== Exercise directions ==
Among the entries below, count each line holding the word "main". Write only the number.

(Data entries)
━━━

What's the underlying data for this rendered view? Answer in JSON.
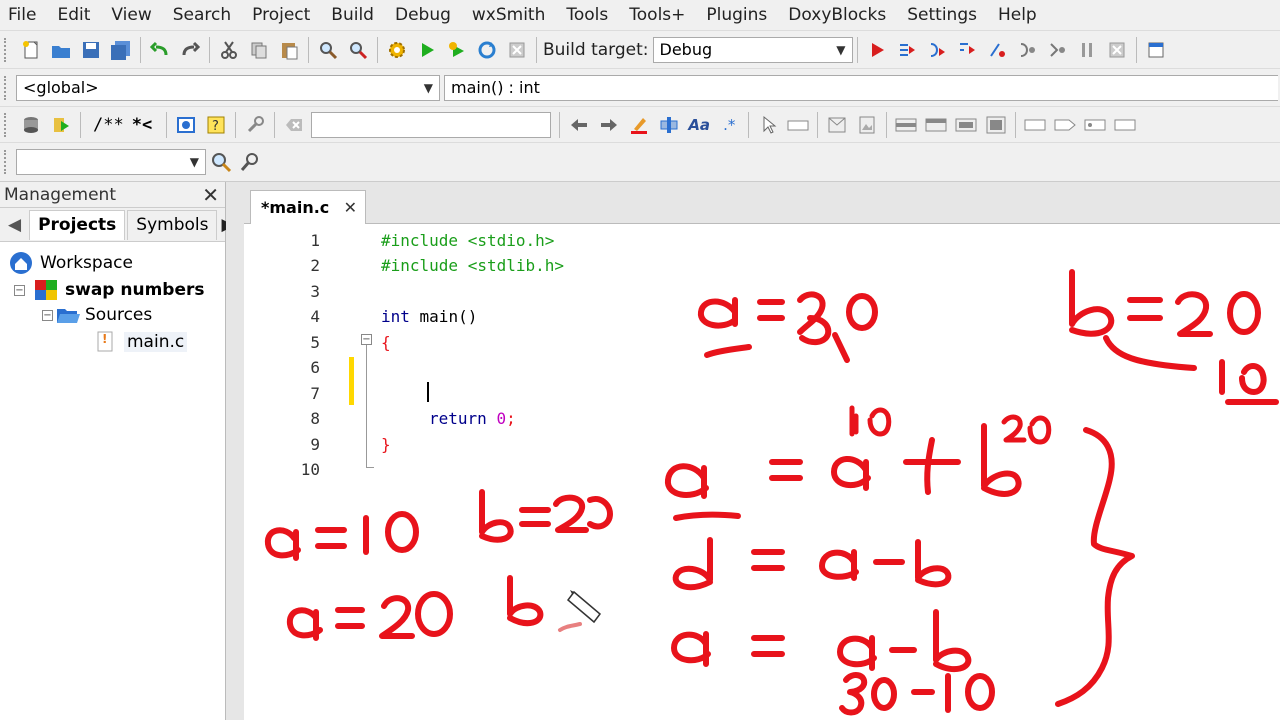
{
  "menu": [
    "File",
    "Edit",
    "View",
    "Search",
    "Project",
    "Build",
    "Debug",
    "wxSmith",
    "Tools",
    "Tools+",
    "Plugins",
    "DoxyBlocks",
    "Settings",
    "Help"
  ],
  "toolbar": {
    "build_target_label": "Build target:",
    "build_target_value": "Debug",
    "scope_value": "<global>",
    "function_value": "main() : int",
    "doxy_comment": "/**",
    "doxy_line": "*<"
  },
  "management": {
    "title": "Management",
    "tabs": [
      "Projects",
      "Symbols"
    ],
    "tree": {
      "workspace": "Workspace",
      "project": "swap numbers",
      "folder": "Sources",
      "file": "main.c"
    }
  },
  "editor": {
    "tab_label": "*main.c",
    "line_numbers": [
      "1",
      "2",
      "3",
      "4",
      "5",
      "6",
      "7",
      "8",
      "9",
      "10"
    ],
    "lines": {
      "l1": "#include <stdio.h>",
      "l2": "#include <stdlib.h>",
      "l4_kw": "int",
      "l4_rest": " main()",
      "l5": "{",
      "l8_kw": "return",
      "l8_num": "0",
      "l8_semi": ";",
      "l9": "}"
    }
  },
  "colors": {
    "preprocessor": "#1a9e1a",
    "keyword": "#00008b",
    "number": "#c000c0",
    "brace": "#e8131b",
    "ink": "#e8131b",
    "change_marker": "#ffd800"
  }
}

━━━

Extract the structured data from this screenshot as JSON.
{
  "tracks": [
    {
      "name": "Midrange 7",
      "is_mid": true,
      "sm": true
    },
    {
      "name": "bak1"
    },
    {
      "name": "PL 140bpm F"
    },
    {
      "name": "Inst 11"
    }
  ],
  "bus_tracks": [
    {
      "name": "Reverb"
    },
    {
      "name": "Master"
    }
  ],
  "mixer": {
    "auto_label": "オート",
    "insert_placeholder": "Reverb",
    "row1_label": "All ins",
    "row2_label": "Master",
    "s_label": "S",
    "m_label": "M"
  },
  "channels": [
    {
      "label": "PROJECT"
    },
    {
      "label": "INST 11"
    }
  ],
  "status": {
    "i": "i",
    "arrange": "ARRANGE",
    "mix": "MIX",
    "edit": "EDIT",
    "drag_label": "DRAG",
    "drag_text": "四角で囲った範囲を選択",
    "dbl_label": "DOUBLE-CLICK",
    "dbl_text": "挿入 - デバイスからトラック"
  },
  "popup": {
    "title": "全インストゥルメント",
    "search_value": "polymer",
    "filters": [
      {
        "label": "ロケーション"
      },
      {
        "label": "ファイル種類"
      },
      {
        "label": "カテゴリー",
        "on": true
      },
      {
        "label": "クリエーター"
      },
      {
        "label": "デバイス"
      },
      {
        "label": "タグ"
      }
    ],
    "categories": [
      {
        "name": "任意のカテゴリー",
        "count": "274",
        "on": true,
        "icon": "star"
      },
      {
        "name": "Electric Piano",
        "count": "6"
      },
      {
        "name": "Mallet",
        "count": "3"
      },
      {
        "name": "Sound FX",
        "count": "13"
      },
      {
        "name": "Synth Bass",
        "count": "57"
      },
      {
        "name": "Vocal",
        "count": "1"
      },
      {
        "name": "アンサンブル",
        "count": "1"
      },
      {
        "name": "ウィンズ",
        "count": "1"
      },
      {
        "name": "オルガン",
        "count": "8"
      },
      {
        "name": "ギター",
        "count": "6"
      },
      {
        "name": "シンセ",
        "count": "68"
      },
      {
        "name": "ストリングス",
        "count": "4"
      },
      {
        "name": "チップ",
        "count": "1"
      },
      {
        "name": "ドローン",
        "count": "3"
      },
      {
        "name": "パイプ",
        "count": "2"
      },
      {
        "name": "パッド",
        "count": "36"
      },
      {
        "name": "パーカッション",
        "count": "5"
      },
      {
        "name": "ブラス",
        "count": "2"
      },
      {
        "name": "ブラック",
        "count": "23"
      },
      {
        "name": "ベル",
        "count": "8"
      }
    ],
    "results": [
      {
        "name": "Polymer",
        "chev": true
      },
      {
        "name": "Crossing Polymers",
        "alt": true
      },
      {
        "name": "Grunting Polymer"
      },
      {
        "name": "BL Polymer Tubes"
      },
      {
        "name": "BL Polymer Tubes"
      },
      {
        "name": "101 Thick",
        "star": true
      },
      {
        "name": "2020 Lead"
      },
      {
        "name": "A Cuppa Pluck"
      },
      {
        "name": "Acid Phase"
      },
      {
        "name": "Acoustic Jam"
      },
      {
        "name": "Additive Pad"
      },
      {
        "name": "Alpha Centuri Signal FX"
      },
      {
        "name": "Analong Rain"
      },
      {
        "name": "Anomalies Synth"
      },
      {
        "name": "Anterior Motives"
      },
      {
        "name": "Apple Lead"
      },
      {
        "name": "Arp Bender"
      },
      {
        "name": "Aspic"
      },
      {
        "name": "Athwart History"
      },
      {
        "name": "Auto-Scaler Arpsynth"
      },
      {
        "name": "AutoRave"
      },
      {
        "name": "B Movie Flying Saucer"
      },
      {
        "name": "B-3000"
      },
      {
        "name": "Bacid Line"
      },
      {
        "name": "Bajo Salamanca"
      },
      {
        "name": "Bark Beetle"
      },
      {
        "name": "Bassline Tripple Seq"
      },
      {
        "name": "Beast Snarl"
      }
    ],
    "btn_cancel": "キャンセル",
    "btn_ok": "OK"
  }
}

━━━

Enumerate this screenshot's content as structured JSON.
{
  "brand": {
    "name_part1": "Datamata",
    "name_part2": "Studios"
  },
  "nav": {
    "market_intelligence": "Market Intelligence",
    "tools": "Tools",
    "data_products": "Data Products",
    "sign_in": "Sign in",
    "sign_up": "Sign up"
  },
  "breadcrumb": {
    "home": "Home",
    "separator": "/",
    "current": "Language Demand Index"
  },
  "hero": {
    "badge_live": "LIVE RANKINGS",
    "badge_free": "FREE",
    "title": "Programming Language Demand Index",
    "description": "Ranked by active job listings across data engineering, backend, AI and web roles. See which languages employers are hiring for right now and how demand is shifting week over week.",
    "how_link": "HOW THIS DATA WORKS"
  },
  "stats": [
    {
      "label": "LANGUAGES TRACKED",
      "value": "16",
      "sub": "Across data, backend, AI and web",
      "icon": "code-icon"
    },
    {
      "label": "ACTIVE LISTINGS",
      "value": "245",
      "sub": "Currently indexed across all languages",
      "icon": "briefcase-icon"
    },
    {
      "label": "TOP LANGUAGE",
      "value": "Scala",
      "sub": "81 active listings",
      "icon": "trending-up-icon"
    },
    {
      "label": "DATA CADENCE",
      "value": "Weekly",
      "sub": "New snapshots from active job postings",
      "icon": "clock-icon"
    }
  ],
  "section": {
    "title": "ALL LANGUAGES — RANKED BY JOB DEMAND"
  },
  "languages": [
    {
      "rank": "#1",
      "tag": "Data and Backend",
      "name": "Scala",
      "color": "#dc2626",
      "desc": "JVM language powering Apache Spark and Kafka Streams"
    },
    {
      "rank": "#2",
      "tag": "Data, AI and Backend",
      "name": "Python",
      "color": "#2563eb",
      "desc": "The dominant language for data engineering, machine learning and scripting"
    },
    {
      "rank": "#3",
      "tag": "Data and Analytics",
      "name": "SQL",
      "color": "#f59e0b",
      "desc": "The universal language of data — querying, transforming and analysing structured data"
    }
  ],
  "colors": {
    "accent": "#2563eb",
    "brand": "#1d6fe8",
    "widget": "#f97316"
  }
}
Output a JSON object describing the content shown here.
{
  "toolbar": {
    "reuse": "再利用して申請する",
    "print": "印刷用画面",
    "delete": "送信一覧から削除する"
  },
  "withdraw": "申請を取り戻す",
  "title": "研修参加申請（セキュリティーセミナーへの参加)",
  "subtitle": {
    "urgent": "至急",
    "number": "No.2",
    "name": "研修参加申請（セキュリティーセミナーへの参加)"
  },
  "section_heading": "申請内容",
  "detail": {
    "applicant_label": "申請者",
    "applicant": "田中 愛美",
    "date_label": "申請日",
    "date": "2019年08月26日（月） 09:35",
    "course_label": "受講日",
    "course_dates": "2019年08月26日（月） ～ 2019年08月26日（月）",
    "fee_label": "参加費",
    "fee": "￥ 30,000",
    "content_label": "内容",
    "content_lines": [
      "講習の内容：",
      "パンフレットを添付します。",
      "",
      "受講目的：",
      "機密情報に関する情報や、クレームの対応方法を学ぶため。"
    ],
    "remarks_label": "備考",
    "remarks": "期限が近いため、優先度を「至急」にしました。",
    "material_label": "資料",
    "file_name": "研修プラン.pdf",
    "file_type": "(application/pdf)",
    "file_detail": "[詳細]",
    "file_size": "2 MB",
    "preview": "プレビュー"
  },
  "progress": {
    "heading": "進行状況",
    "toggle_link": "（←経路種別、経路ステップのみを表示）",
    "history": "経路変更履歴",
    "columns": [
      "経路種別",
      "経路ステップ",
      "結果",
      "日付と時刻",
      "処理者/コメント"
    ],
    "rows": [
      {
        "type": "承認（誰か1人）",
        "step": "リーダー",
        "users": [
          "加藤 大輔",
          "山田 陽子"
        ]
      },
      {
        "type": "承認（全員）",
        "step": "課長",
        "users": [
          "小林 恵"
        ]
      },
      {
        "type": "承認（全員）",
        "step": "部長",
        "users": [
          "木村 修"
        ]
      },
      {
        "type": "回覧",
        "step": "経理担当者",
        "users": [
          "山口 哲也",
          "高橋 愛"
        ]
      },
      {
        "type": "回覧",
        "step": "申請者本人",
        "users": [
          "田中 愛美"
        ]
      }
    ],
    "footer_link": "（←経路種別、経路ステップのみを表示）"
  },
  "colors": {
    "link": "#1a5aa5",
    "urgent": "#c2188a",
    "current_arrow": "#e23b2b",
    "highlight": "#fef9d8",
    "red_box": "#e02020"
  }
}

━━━

== Written answer ==
4